or write us directly @jeremiahg, @rsnake, @mattjay

Resources:

Lenovo shipping with pre-installed Adware and SSL certificate “Komodia”

Extracting the Superfish Certificate

Lenovo’s DNS Gets Hijacked by Lizard Squad using Command Injection in Registrar

Webnic Registrar Blamed for Hijack of Lenovo, Google Domains

Site Discloses Who is Paying for Sex, Drugs and Guns

Las Vegas Casino Hacked by Iranians in 2014

The time a hacker remotely bricked cars in Texas

Notable stories this week that didn’t make the cut:

AT&T Extorts Users For Privacy

Cybersecury Czar Claims Selfies Are Good Biometrics

HTTP/2.0 “Finalized”

Google’s new Hacker Classifier Misclassifies Websites As Hacked

GCHQ & NSA’s Great SIM Heist

Turbotax’s Anti-Fraud Efforts Under Scrutiny

Origins of Russian Astroturfing

Google Making Adult Blogs Private – Effectively Shutting Them Down

Infinity Million Bug Bounty for Pwnium

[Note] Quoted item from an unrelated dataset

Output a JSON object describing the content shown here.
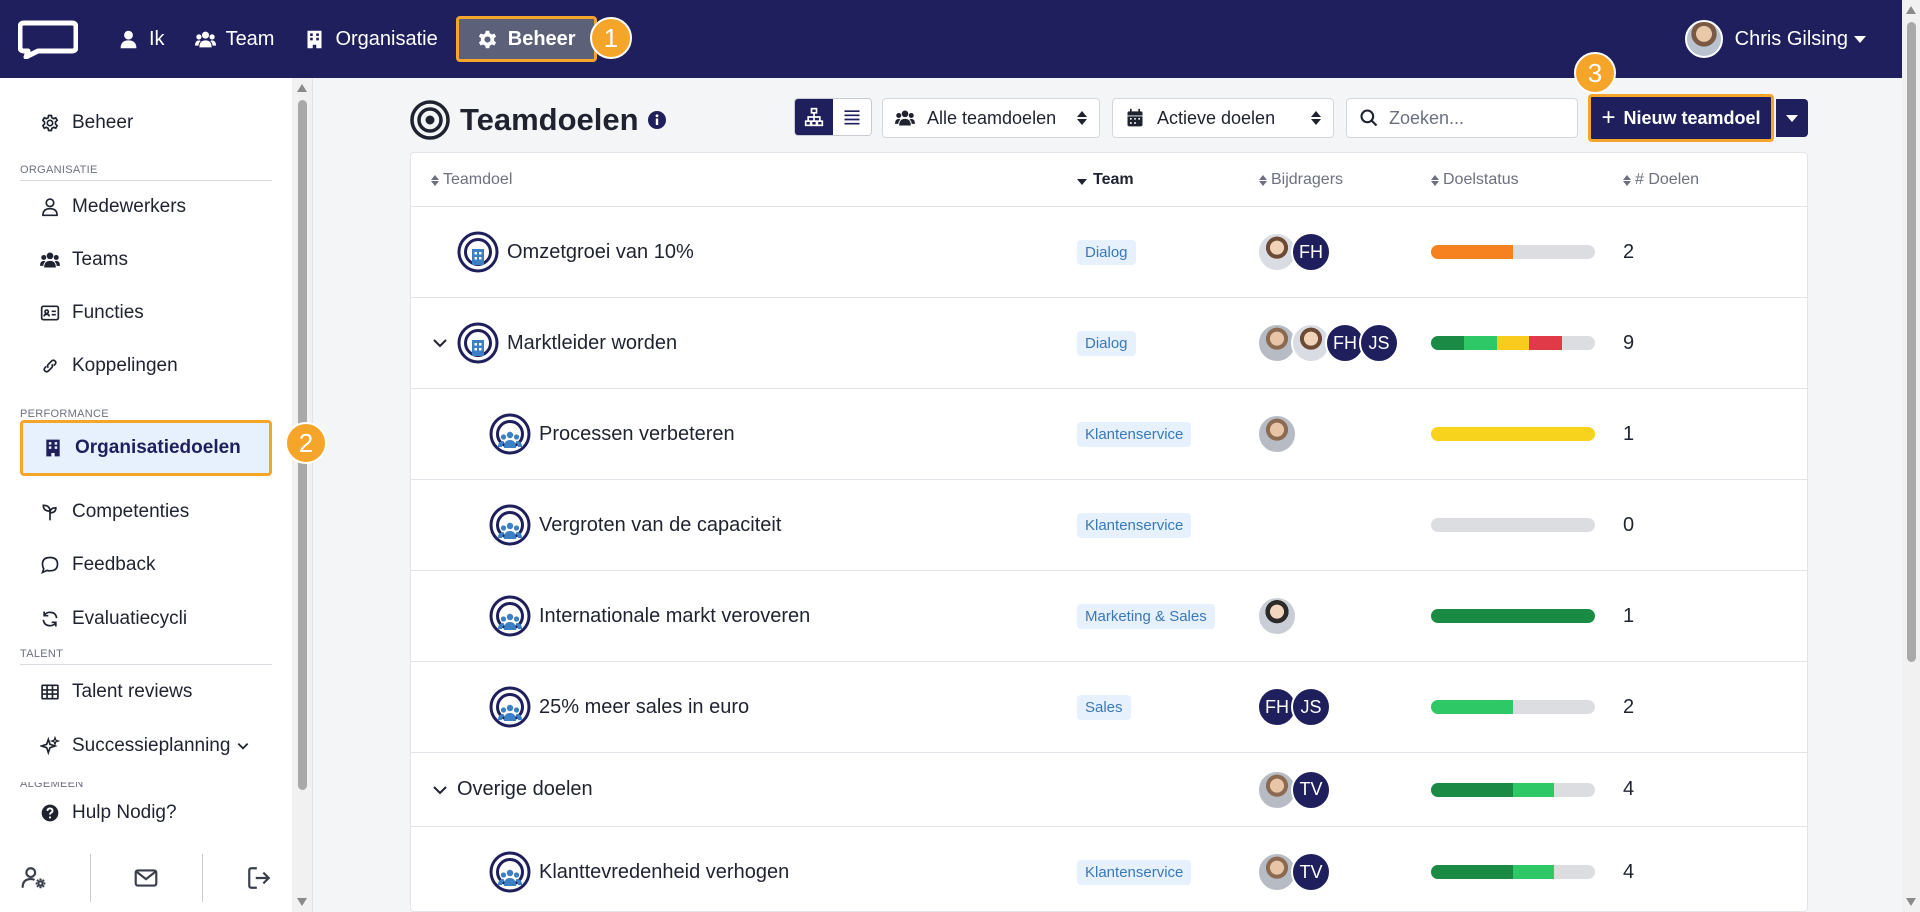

Net Neutrality Passed!

Tags: web application security, whitehat security